** Dataset extract follows **

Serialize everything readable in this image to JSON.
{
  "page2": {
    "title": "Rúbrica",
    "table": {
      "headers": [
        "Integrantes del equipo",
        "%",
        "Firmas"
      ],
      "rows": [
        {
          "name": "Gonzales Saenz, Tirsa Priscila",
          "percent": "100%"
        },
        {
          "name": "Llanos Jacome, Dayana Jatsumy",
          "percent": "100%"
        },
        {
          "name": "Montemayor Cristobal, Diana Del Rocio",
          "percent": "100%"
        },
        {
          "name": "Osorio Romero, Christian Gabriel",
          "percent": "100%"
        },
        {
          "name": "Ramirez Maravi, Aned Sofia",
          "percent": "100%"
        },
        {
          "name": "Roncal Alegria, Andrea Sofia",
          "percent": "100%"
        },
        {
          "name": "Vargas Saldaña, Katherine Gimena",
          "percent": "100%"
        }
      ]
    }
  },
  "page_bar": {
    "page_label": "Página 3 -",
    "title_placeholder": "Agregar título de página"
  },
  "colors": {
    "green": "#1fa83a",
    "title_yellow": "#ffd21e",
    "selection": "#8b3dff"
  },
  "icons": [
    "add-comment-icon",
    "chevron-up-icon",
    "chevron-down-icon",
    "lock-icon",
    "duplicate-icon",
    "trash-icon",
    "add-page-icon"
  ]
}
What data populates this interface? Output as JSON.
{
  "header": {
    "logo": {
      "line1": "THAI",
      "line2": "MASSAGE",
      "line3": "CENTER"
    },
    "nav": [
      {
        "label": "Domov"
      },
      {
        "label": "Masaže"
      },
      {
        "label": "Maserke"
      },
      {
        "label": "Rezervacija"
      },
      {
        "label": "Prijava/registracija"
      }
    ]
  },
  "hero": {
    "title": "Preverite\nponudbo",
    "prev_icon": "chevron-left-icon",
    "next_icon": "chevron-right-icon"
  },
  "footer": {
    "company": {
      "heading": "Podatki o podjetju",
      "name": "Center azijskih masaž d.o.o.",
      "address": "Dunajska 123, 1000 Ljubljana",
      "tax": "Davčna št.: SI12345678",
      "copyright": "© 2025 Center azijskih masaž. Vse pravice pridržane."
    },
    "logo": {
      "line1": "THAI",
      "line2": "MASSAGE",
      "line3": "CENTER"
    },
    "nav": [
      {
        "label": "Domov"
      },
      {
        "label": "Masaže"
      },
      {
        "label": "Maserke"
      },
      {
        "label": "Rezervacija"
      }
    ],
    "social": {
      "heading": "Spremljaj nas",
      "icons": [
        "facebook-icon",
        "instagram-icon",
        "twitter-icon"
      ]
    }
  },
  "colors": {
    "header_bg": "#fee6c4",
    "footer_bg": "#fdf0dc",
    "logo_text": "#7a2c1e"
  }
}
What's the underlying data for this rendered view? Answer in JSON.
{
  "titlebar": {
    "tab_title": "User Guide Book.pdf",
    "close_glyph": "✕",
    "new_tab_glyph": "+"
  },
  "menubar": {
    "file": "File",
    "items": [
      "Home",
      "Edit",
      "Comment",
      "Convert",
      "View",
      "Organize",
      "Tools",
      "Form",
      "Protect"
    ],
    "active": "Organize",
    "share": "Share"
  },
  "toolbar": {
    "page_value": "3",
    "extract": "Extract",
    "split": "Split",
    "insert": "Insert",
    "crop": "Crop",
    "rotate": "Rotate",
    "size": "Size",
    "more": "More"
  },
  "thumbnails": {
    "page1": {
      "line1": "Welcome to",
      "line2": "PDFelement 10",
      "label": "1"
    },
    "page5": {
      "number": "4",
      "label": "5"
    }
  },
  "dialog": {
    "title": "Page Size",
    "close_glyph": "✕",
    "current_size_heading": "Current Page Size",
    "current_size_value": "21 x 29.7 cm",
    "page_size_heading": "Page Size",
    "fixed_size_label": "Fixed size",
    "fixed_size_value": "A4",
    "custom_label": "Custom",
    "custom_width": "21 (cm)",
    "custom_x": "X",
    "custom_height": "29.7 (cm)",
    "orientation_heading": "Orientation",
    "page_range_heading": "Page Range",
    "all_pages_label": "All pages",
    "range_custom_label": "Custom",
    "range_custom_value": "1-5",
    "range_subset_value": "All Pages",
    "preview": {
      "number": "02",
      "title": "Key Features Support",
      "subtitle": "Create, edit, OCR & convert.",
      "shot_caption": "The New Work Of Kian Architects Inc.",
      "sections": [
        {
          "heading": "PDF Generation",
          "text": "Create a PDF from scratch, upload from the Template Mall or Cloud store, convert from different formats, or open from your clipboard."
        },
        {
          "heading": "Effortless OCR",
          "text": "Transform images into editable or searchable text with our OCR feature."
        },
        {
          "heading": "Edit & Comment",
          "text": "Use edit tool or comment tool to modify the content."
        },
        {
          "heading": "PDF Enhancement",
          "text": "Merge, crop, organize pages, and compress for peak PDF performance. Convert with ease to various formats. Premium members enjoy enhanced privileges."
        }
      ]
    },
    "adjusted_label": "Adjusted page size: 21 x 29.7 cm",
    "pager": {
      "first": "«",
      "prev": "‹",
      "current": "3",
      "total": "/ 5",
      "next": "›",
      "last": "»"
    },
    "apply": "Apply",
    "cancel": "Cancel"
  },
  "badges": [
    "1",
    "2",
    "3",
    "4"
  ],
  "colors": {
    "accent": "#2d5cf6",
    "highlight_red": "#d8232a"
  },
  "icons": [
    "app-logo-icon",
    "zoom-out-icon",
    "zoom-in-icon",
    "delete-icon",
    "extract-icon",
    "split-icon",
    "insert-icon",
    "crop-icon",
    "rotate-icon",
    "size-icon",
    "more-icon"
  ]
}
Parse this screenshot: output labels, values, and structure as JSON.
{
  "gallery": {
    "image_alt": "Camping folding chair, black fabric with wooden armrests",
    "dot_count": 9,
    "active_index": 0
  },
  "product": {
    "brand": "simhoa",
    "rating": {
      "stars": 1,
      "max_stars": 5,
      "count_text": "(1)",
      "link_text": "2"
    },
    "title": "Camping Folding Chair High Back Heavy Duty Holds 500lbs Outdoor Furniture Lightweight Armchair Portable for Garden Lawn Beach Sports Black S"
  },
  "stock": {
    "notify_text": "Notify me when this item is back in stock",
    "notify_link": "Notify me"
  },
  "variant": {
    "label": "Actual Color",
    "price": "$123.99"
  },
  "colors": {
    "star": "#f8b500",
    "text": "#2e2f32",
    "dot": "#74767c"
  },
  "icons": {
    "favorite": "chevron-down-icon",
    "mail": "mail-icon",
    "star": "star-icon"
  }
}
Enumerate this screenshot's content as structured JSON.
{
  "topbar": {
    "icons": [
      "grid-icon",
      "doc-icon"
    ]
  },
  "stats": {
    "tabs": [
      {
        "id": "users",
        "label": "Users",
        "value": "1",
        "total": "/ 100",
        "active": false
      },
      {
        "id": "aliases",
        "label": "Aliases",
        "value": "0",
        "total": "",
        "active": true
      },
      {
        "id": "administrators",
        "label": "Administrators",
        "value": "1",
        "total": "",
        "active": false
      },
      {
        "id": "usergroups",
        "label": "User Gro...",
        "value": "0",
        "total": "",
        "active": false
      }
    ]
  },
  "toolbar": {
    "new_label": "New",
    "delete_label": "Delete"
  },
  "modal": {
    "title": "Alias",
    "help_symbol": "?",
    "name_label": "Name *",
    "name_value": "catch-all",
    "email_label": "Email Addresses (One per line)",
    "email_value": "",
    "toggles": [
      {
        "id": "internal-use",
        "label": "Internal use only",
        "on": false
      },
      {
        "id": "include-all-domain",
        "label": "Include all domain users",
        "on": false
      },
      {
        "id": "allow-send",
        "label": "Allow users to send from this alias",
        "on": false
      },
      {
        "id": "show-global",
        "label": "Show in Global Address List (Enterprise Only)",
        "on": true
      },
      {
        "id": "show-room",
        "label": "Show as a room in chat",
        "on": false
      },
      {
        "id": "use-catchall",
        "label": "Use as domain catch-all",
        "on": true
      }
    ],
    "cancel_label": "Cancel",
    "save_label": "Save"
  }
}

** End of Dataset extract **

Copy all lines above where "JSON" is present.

* **Answer to the exercise**:
Serialize everything readable in this image to JSON.
What data populates this interface? Output as JSON.
What's the underlying data for this rendered view? Answer in JSON.
Parse this screenshot: output labels, values, and structure as JSON.
Enumerate this screenshot's content as structured JSON.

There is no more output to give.